Torticollis in Babies: How to Spot It and What to Do


Torticollis in Babies: How to Spot It and What to Do

Welcome, lovely parents! Today, let’s talk about torticollis in babies. If you’ve noticed your little one tilting their head to one side or having difficulty turning their neck, they might have torticollis. But don’t worry, we’re here to guide you on how to spot it and what you can do to help your baby feel better.

Signs of Torticollis

One of the most common signs of torticollis in babies is when they consistently tilt their head to one side. You may notice that they have a limited range of motion when turning their neck, and they may prefer to look over one shoulder more than the other.

Causes of Torticollis

Torticollis can be caused by a variety of factors, including tight or shortened neck muscles, positioning in the womb, or certain birth injuries. Sometimes, babies develop torticollis because they prefer to look in one direction, leading to muscle tightness on that side of the neck.

What to Do

If you suspect that your baby has torticollis, it’s important to consult with your pediatrician. They can provide a proper diagnosis and recommend treatment options. In some cases, gentle exercises and stretches can help improve your baby’s neck mobility. Your pediatrician may also refer you to a physical therapist for further assistance.

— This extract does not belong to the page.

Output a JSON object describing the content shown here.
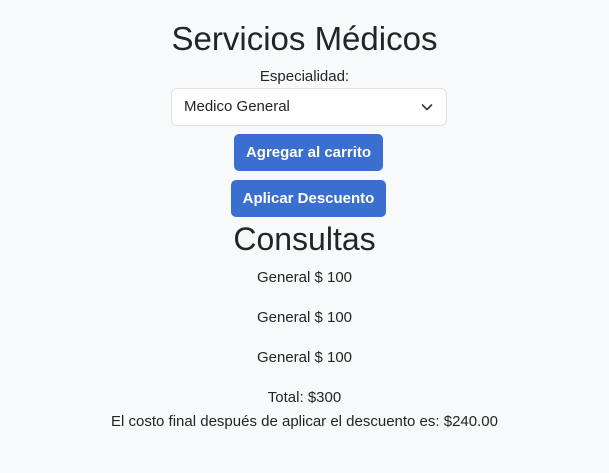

Preventing Torticollis

To prevent torticollis in babies, you can encourage tummy time to strengthen their neck and shoulder muscles. Make sure to alternate the direction your baby faces during sleep and playtime to promote equal neck mobility. Also, be mindful of your baby’s positioning while feeding and carrying them to avoid prolonged pressure on one side of the neck.


Torticollis in babies is a common condition that can be treated with the help of your pediatrician. By recognizing the signs early on and taking appropriate steps, you can help your baby improve their neck mobility and feel more comfortable. Remember to consult with your healthcare provider for personalized advice and guidance.


Q: Can torticollis resolve on its own?

A: In some cases, mild torticollis may resolve on its own with the help of gentle exercises and proper positioning. However, it’s essential to consult with your pediatrician for guidance.

Q: Is torticollis painful for babies?

A: Torticollis itself is not usually painful for babies, but it can cause discomfort and limit their range of motion. Seeking treatment can help alleviate any discomfort your baby may be experiencing.